▶ _What the exercise asks_
Look for the string "Archivos" in the data below, and copy each line that holds it.

▶ _Available data_

★ ★ ★ ★ ★

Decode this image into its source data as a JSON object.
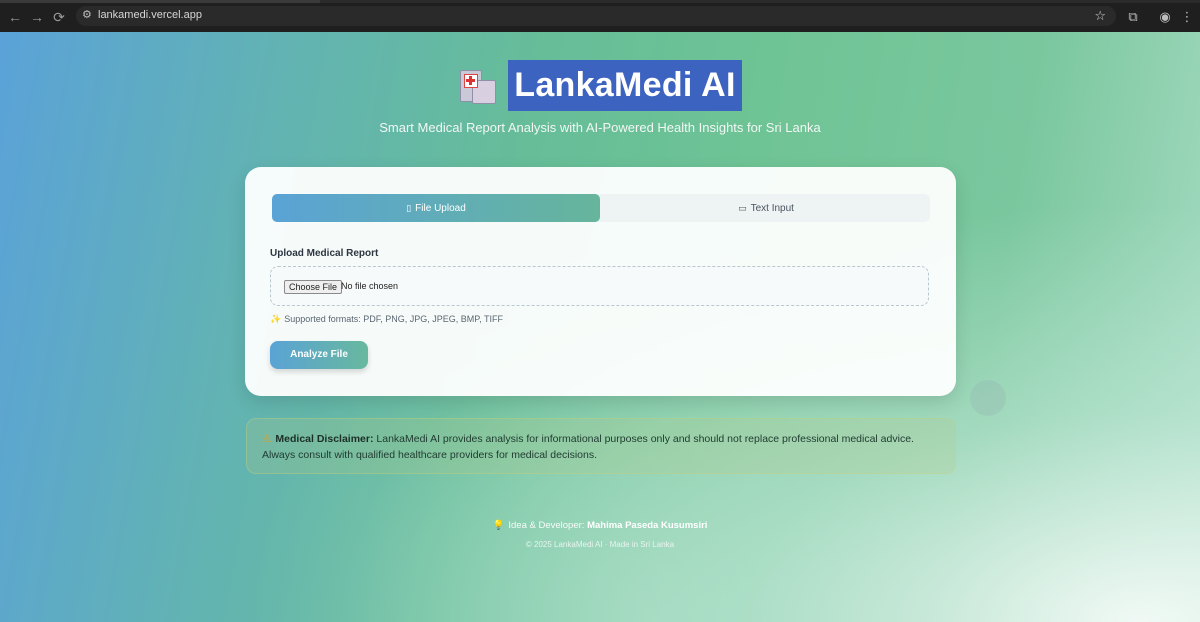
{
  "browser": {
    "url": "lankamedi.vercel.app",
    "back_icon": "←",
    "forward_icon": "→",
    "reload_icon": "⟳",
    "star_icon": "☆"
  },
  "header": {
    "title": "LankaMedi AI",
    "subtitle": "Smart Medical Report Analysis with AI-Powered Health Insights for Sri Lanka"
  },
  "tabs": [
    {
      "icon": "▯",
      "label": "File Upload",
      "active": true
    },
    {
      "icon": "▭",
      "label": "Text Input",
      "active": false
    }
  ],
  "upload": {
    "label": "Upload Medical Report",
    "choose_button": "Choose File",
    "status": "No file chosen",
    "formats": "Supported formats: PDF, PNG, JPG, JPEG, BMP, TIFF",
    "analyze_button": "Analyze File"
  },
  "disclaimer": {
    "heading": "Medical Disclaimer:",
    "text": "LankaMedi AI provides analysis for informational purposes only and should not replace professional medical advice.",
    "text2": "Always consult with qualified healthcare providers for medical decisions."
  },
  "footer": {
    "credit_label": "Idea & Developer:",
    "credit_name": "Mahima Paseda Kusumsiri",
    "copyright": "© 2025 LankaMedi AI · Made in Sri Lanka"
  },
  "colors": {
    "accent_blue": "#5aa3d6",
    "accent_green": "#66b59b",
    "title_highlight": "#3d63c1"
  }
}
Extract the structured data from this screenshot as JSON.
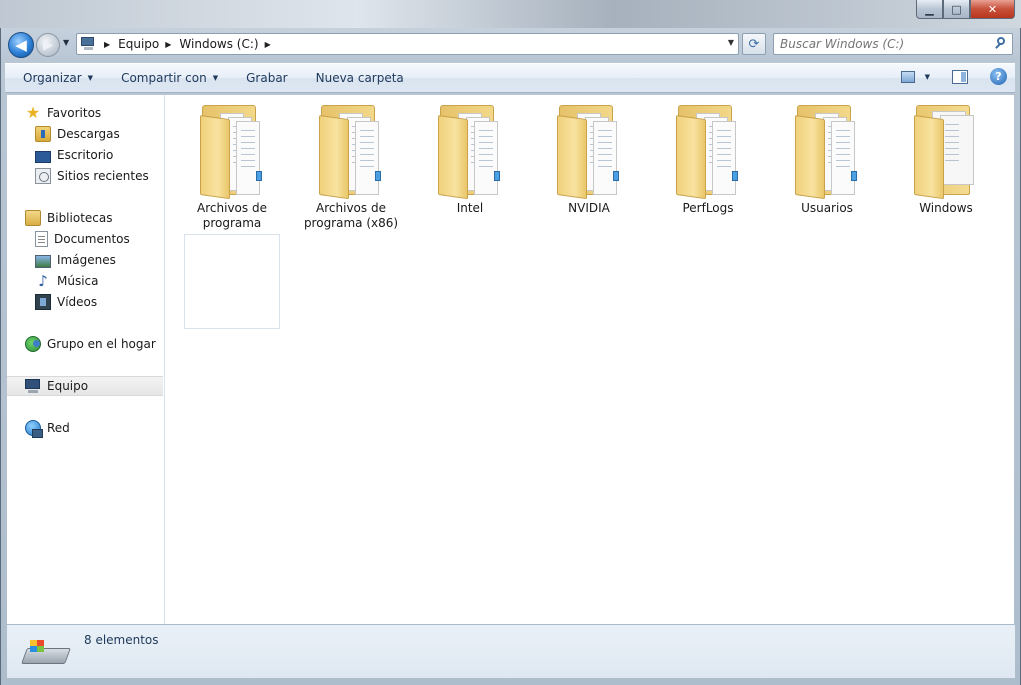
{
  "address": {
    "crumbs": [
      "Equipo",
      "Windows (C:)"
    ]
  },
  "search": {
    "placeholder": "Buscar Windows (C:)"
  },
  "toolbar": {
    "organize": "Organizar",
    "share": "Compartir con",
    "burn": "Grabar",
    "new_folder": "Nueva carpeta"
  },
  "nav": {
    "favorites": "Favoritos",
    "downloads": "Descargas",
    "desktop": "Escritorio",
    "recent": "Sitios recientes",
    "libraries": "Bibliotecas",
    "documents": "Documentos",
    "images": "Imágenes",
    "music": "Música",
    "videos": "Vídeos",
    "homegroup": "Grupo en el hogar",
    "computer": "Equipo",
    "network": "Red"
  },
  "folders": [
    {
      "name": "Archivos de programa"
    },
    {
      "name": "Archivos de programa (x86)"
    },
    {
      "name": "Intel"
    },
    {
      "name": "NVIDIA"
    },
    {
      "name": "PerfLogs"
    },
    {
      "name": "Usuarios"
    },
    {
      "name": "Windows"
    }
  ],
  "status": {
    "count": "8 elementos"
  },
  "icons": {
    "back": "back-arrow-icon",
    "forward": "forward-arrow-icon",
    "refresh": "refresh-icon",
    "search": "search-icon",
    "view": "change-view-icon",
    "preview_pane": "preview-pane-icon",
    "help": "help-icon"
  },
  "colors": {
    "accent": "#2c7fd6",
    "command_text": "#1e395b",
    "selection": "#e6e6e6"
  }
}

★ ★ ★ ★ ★

▶ _Written answer_
      "name": "Archivos de programa"
      "name": "Archivos de programa (x86)"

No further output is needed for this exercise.